• Juvenile idiopathic arthritis;
  • Exercise testing;
  • Exercise training;
  • Pilot study;
  • Submaximal oxygen consumption



To 1) assess the safety and feasibility of laboratory-based exercise testing in juvenile idiopathic arthritis (JIA), 2) test the safety and feasibility of a 3-month exercise program in JIA, 3) assess pain during exercise in JIA, 4) compare ratings of perceived effort (RPE) with heart rate (HR) achieved, and 5) estimate the training effect on metabolic efficiency of gait as measured by submaximal exercise testing.


Nine children with JIA were enrolled in a 12-week circuit training program involving pool, stationary bicycle, treadmill, and Fitball. They underwent formal exercise testing before and after the program, underwent a full joint assessment, were administered the Childhood Health Assessment Questionnaire and Juvenile Arthritis Functional Status Index, and were assessed for overall quality of life and health-related quality of life. A visual analog scale was used to assess pain during testing and training, and the Borg scale was used to measure RPE.


Children with JIA were able to participate in exercise testing without any significant problems. Children with severe hip disease dropped out of the exercise program due to pain during the exercise sessions and worsened arthritis symptoms. Target HR was achieved and correlated with RPE in the bicycle and treadmill sessions. Submaximal exercise testing showed an improvement with a small to moderate effect size.

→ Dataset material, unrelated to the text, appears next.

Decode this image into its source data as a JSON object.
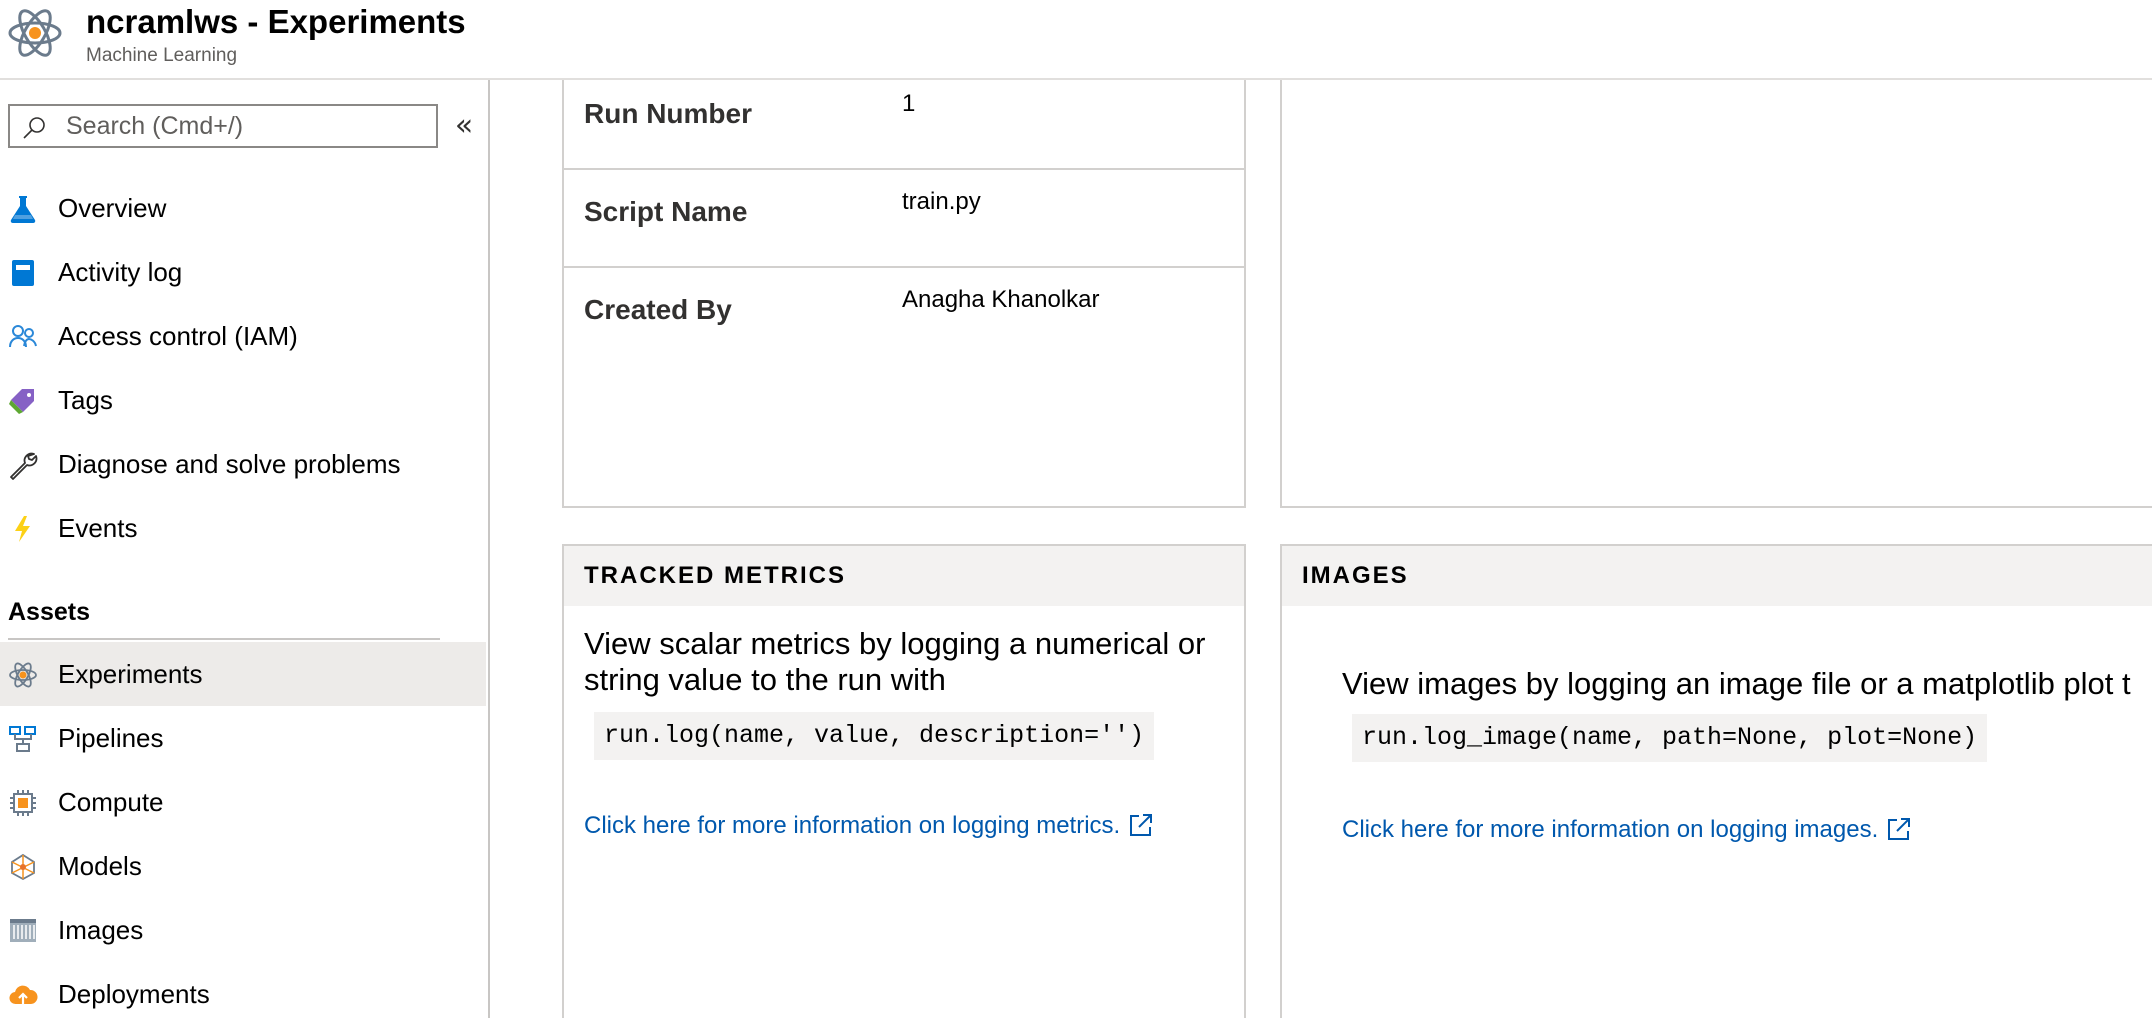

This study suggests that it is safe, feasible, and acceptable for children with arthritis, in the absence of severe hip involvement, to participate in formal exercise testing and structured fitness programs.